China’s Rosewood Trade With Mali Rigged With Illegalities
25 May 2022 (OCCPR)
China’s rosewood imports from Mali, one of its leading rosewood suppliers, have led to the devastation of Malian forests and served as a conduit for ivory smuggling, says a new report by the Environmental Investigation Agency (EIA).
Global trade in rosewood, a category of highly valued tropical hardwoods, has resulted in a sharp decrease in rosewood populations and fuelled deforestation around the world.
Most of the demand for rosewood comes from China, where it is used to produce Ming dynasty-style furniture, popular among the country’s new rich.
Nicknamed “ivory of the forest,” rosewood is one of the most illegally harvested woods. Earthsight, a London-based environmental NGO, estimates that the annual value of rosewood smuggling could exceed a billion dollars.
Following the depletion of rosewood forests in Southeast Asia around 2010, where the imports were traditionally sourced, trafficking networks moved to West Africa, home to by then barely touched reserves of Kosso – a rosewood species native to the region’s semi-arid forests.

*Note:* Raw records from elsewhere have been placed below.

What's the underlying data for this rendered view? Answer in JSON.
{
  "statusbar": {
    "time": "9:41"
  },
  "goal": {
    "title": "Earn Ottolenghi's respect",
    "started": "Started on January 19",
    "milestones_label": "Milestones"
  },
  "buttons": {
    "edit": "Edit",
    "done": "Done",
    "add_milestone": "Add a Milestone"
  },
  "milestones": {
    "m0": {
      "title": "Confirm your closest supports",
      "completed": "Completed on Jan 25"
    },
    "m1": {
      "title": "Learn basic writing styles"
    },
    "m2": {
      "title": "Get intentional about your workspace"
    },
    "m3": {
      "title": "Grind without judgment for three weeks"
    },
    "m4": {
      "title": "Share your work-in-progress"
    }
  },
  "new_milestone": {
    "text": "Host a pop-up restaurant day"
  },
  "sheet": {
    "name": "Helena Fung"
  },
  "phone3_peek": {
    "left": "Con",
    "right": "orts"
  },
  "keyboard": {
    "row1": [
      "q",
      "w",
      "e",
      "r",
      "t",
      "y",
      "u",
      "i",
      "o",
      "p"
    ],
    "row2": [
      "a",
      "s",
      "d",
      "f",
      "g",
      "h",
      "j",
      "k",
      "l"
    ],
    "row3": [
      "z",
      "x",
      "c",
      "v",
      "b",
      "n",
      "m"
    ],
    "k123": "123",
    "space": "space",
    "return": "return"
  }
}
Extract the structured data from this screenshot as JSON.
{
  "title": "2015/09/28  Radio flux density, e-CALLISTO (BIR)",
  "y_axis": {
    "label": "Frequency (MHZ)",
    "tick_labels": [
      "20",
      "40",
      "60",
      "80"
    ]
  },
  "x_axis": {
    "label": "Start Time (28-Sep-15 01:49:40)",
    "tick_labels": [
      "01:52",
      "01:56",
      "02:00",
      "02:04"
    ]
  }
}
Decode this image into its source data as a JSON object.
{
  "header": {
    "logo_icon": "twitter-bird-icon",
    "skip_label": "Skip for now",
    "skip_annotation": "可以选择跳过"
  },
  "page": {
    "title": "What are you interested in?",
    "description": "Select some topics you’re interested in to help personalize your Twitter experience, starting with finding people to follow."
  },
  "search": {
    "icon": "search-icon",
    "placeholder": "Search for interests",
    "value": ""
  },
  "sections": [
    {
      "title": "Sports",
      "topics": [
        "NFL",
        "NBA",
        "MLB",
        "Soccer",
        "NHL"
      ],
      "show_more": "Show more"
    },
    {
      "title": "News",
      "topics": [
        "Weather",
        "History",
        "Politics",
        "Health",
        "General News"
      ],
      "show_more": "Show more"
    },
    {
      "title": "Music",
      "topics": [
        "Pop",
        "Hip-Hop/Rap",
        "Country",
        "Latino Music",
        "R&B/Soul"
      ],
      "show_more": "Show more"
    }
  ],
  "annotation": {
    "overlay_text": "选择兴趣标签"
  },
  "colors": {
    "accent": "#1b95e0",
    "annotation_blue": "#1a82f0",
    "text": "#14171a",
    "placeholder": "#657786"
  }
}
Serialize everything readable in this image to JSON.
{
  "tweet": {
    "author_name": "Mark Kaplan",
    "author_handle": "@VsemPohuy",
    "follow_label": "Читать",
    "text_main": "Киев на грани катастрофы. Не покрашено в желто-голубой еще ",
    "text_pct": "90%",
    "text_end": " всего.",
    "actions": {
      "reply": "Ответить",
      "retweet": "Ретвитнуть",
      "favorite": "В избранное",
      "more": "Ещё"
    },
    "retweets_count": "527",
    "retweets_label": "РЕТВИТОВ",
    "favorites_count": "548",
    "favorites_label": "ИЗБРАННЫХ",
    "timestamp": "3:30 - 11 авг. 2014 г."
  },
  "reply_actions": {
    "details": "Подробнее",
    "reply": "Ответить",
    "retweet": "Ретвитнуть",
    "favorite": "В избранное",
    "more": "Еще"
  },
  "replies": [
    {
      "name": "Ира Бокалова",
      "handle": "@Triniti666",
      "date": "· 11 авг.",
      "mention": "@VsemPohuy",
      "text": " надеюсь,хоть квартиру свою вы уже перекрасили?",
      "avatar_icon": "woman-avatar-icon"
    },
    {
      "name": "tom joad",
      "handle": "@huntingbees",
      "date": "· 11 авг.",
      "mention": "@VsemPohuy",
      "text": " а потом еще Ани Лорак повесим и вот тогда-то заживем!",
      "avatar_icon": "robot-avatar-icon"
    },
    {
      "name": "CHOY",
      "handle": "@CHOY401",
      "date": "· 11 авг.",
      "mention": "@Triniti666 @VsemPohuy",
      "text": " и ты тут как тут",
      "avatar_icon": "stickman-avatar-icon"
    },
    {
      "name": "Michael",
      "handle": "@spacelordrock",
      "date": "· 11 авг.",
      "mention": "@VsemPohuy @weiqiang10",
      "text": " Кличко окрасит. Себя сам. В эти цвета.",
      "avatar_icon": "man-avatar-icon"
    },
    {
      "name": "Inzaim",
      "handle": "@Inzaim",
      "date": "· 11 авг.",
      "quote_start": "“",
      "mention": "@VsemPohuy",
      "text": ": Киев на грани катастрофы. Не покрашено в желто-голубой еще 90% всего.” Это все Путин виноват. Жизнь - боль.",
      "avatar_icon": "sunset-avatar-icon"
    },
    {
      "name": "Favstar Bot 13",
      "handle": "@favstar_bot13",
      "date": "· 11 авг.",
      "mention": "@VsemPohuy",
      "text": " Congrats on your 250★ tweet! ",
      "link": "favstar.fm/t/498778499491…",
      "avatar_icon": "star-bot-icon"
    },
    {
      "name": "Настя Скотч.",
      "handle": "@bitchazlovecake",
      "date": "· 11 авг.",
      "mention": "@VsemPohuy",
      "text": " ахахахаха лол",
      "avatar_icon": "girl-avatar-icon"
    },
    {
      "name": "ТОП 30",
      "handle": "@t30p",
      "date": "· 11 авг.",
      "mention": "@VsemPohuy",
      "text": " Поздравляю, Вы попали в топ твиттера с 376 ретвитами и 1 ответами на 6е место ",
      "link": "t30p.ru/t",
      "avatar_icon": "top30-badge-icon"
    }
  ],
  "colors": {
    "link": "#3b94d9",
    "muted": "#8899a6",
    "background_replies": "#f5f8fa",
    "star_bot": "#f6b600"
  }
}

With its notoriously weak law enforcement, West Africa quickly grew into China’s leading rosewood supplier. In 2020, over 70% of Chinese rosewood imports came from there.
The exploitation of Kosso in Mali, a chronically unstable West African nation facing an ongoing Islamist insurgency, started sporadically in 2012-2013 and took a firm hold in 2014-2015 when neighbouring countries started to combat the illegal trade.
Multiple measures, aiming to ensure the sustainability of the logging, have been in place all along. For example, Mali has required logging operations to be conducted in accordance with an approved management plan and exploitation permit.
However, logging companies have reportedly ignored the regulation, exploiting forests outside of the approved areas, including in protected forest reserves.
In May 2020, in an attempt to stop the illegal logging, the then-minister of environment suspended commercial exploitation of Kosso altogether.
The suspension, albeit lifted in March 2021, was effectively substituted with an amendment of the existing unprocessed timber export ban.
That said, the EIA found that logging operations continued for the entire period despite the ban. From May 2020 to March 2022, Mali supplied China with 5,500 containers of Kosso, equivalent to approximately 220,000 trees.
According to the report, this was made possible due to corruption, present at the local level, where Forestry Administration agents are often turning a blind eye to unauthorized logging, as well as in government circles in the capital of Bamako.
The EIA said that a well-placed source claimed that a designated representative of GIB, a dominant player in Mali’s Kosso supply chain, tours the key offices several times a year, distributing bundles of cash.
In addition, the investigators found that the Kosso trade has facilitated ivory trafficking between West Africa and China. Chinese traders allegedly started hiding ivory in Kosso logs in 2015.
Several tons of ivory smuggled each year include ivory from desert-adapted Gourma elephants, considered to be on the edge of annihilation.
The report also notes that local communities, whilst having their livelihoods threatened by the environmental destruction, have seen very little of the wealth generated by the industry.
“In the last three years, more than 800 billion FCFA (US$13.8 million) have been made in the exploitation of timber in our municipality,” Aliou Diallo, a community leader in the Kayes region, told the EIA. “Despite this colossal sum, we see no school, no health center for the community.”
The rosewood crisis in Mali typifies the situation in most Western African countries, which have been continuously failing to put an end to illegal logging.
This might change soon, however.
During its meeting in March, the CITES Standing Committee resorted to unprecedented measures to stop the accelerating devastation of West African forests.
Unless the countries exporting Kosso prove that the exploitation of the wood meets the sustainability criteria – evidence they are unlikely to be able to supply – they will face trade suspension.
However, even if the embargo is eventually imposed, the exports could continue unreported through smuggling or misdeclaration of logs as unprotected species.
Nevertheless, such a measure proved to be very effective in Nigeria – the first country in the region where it was applied. After its imposition in 2018, Nigeria’s Kosso exports to China, which used to service 60% of the market demand, shrank more than 30 times within a year.